Stored dataset items
+++
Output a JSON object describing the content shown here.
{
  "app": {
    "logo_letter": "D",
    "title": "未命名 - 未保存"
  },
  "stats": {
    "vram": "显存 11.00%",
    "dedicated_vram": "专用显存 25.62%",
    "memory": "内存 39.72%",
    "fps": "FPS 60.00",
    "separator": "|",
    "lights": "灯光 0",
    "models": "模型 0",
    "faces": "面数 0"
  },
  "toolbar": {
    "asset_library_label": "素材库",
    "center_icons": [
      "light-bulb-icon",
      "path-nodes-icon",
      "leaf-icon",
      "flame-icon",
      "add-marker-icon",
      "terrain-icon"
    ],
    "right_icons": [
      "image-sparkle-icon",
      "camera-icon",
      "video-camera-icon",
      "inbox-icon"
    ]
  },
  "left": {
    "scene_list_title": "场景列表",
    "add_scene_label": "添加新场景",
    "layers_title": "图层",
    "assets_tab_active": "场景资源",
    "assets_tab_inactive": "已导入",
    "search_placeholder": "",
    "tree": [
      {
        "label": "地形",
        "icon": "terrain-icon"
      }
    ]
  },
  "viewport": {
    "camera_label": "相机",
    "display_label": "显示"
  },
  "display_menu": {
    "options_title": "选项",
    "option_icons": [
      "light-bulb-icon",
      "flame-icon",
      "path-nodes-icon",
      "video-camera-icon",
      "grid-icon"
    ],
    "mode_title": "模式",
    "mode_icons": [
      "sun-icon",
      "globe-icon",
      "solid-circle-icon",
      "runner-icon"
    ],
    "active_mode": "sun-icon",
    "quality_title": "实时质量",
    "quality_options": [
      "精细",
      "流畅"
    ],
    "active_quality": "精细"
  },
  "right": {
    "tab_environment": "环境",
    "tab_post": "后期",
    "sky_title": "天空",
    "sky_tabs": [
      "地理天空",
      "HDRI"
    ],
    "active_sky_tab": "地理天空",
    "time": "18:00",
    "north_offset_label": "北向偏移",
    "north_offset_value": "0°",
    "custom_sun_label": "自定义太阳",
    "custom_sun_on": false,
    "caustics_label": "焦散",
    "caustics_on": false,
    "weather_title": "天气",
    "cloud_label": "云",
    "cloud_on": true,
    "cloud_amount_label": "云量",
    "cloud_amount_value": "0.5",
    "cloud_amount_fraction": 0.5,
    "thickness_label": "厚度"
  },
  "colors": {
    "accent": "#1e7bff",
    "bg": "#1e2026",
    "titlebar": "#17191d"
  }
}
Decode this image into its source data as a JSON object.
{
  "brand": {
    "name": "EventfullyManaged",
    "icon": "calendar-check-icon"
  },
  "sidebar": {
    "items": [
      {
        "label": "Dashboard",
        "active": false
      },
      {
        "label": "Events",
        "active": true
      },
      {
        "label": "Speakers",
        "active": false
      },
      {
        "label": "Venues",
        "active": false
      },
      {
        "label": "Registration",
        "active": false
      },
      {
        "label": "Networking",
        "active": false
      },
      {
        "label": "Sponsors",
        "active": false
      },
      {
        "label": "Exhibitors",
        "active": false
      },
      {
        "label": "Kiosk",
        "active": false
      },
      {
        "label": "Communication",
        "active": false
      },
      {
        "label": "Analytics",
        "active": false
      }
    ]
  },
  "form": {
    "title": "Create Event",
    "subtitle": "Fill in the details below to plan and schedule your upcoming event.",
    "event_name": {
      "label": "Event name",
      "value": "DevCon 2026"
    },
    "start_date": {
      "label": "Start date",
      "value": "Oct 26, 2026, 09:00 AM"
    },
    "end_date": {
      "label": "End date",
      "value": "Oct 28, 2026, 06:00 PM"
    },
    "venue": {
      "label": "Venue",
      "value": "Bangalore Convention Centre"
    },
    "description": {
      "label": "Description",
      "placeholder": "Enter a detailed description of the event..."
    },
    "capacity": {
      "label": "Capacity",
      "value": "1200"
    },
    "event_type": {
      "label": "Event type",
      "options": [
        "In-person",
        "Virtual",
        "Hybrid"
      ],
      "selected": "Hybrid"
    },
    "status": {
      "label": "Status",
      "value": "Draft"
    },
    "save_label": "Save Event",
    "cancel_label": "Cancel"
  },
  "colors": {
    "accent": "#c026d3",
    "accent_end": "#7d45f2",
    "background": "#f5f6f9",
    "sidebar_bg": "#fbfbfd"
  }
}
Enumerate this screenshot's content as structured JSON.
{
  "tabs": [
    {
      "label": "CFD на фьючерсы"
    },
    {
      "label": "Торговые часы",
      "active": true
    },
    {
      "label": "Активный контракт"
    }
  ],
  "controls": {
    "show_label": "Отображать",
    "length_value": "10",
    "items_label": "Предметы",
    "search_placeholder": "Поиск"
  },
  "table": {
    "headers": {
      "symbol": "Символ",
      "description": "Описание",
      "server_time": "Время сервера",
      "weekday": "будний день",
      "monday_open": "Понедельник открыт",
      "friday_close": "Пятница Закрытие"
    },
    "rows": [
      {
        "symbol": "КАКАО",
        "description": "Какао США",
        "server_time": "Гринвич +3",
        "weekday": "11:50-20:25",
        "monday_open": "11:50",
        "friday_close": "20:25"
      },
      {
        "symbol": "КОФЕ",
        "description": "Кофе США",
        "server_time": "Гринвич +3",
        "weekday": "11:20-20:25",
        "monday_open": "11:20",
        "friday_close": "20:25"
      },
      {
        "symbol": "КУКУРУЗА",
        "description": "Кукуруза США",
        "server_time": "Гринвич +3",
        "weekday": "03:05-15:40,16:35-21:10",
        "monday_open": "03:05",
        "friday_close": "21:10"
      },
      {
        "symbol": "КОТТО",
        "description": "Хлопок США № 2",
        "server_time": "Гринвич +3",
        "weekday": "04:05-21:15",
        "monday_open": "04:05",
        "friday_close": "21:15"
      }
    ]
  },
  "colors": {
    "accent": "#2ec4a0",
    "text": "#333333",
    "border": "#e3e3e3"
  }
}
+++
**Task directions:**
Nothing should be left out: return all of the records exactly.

**Output:**
Output a JSON object describing the content shown here.
{
  "app": {
    "logo_letter": "D",
    "title": "未命名 - 未保存"
  },
  "stats": {
    "vram": "显存 11.00%",
    "dedicated_vram": "专用显存 25.62%",
    "memory": "内存 39.72%",
    "fps": "FPS 60.00",
    "separator": "|",
    "lights": "灯光 0",
    "models": "模型 0",
    "faces": "面数 0"
  },
  "toolbar": {
    "asset_library_label": "素材库",
    "center_icons": [
      "light-bulb-icon",
      "path-nodes-icon",
      "leaf-icon",
      "flame-icon",
      "add-marker-icon",
      "terrain-icon"
    ],
    "right_icons": [
      "image-sparkle-icon",
      "camera-icon",
      "video-camera-icon",
      "inbox-icon"
    ]
  },
  "left": {
    "scene_list_title": "场景列表",
    "add_scene_label": "添加新场景",
    "layers_title": "图层",
    "assets_tab_active": "场景资源",
    "assets_tab_inactive": "已导入",
    "search_placeholder": "",
    "tree": [
      {
        "label": "地形",
        "icon": "terrain-icon"
      }
    ]
  },
  "viewport": {
    "camera_label": "相机",
    "display_label": "显示"
  },
  "display_menu": {
    "options_title": "选项",
    "option_icons": [
      "light-bulb-icon",
      "flame-icon",
      "path-nodes-icon",
      "video-camera-icon",
      "grid-icon"
    ],
    "mode_title": "模式",
    "mode_icons": [
      "sun-icon",
      "globe-icon",
      "solid-circle-icon",
      "runner-icon"
    ],
    "active_mode": "sun-icon",
    "quality_title": "实时质量",
    "quality_options": [
      "精细",
      "流畅"
    ],
    "active_quality": "精细"
  },
  "right": {
    "tab_environment": "环境",
    "tab_post": "后期",
    "sky_title": "天空",
    "sky_tabs": [
      "地理天空",
      "HDRI"
    ],
    "active_sky_tab": "地理天空",
    "time": "18:00",
    "north_offset_label": "北向偏移",
    "north_offset_value": "0°",
    "custom_sun_label": "自定义太阳",
    "custom_sun_on": false,
    "caustics_label": "焦散",
    "caustics_on": false,
    "weather_title": "天气",
    "cloud_label": "云",
    "cloud_on": true,
    "cloud_amount_label": "云量",
    "cloud_amount_value": "0.5",
    "cloud_amount_fraction": 0.5,
    "thickness_label": "厚度"
  },
  "colors": {
    "accent": "#1e7bff",
    "bg": "#1e2026",
    "titlebar": "#17191d"
  }
}
Decode this image into its source data as a JSON object.
{
  "brand": {
    "name": "EventfullyManaged",
    "icon": "calendar-check-icon"
  },
  "sidebar": {
    "items": [
      {
        "label": "Dashboard",
        "active": false
      },
      {
        "label": "Events",
        "active": true
      },
      {
        "label": "Speakers",
        "active": false
      },
      {
        "label": "Venues",
        "active": false
      },
      {
        "label": "Registration",
        "active": false
      },
      {
        "label": "Networking",
        "active": false
      },
      {
        "label": "Sponsors",
        "active": false
      },
      {
        "label": "Exhibitors",
        "active": false
      },
      {
        "label": "Kiosk",
        "active": false
      },
      {
        "label": "Communication",
        "active": false
      },
      {
        "label": "Analytics",
        "active": false
      }
    ]
  },
  "form": {
    "title": "Create Event",
    "subtitle": "Fill in the details below to plan and schedule your upcoming event.",
    "event_name": {
      "label": "Event name",
      "value": "DevCon 2026"
    },
    "start_date": {
      "label": "Start date",
      "value": "Oct 26, 2026, 09:00 AM"
    },
    "end_date": {
      "label": "End date",
      "value": "Oct 28, 2026, 06:00 PM"
    },
    "venue": {
      "label": "Venue",
      "value": "Bangalore Convention Centre"
    },
    "description": {
      "label": "Description",
      "placeholder": "Enter a detailed description of the event..."
    },
    "capacity": {
      "label": "Capacity",
      "value": "1200"
    },
    "event_type": {
      "label": "Event type",
      "options": [
        "In-person",
        "Virtual",
        "Hybrid"
      ],
      "selected": "Hybrid"
    },
    "status": {
      "label": "Status",
      "value": "Draft"
    },
    "save_label": "Save Event",
    "cancel_label": "Cancel"
  },
  "colors": {
    "accent": "#c026d3",
    "accent_end": "#7d45f2",
    "background": "#f5f6f9",
    "sidebar_bg": "#fbfbfd"
  }
}
Enumerate this screenshot's content as structured JSON.
{
  "tabs": [
    {
      "label": "CFD на фьючерсы"
    },
    {
      "label": "Торговые часы",
      "active": true
    },
    {
      "label": "Активный контракт"
    }
  ],
  "controls": {
    "show_label": "Отображать",
    "length_value": "10",
    "items_label": "Предметы",
    "search_placeholder": "Поиск"
  },
  "table": {
    "headers": {
      "symbol": "Символ",
      "description": "Описание",
      "server_time": "Время сервера",
      "weekday": "будний день",
      "monday_open": "Понедельник открыт",
      "friday_close": "Пятница Закрытие"
    },
    "rows": [
      {
        "symbol": "КАКАО",
        "description": "Какао США",
        "server_time": "Гринвич +3",
        "weekday": "11:50-20:25",
        "monday_open": "11:50",
        "friday_close": "20:25"
      },
      {
        "symbol": "КОФЕ",
        "description": "Кофе США",
        "server_time": "Гринвич +3",
        "weekday": "11:20-20:25",
        "monday_open": "11:20",
        "friday_close": "20:25"
      },
      {
        "symbol": "КУКУРУЗА",
        "description": "Кукуруза США",
        "server_time": "Гринвич +3",
        "weekday": "03:05-15:40,16:35-21:10",
        "monday_open": "03:05",
        "friday_close": "21:10"
      },
      {
        "symbol": "КОТТО",
        "description": "Хлопок США № 2",
        "server_time": "Гринвич +3",
        "weekday": "04:05-21:15",
        "monday_open": "04:05",
        "friday_close": "21:15"
      }
    ]
  },
  "colors": {
    "accent": "#2ec4a0",
    "text": "#333333",
    "border": "#e3e3e3"
  }
}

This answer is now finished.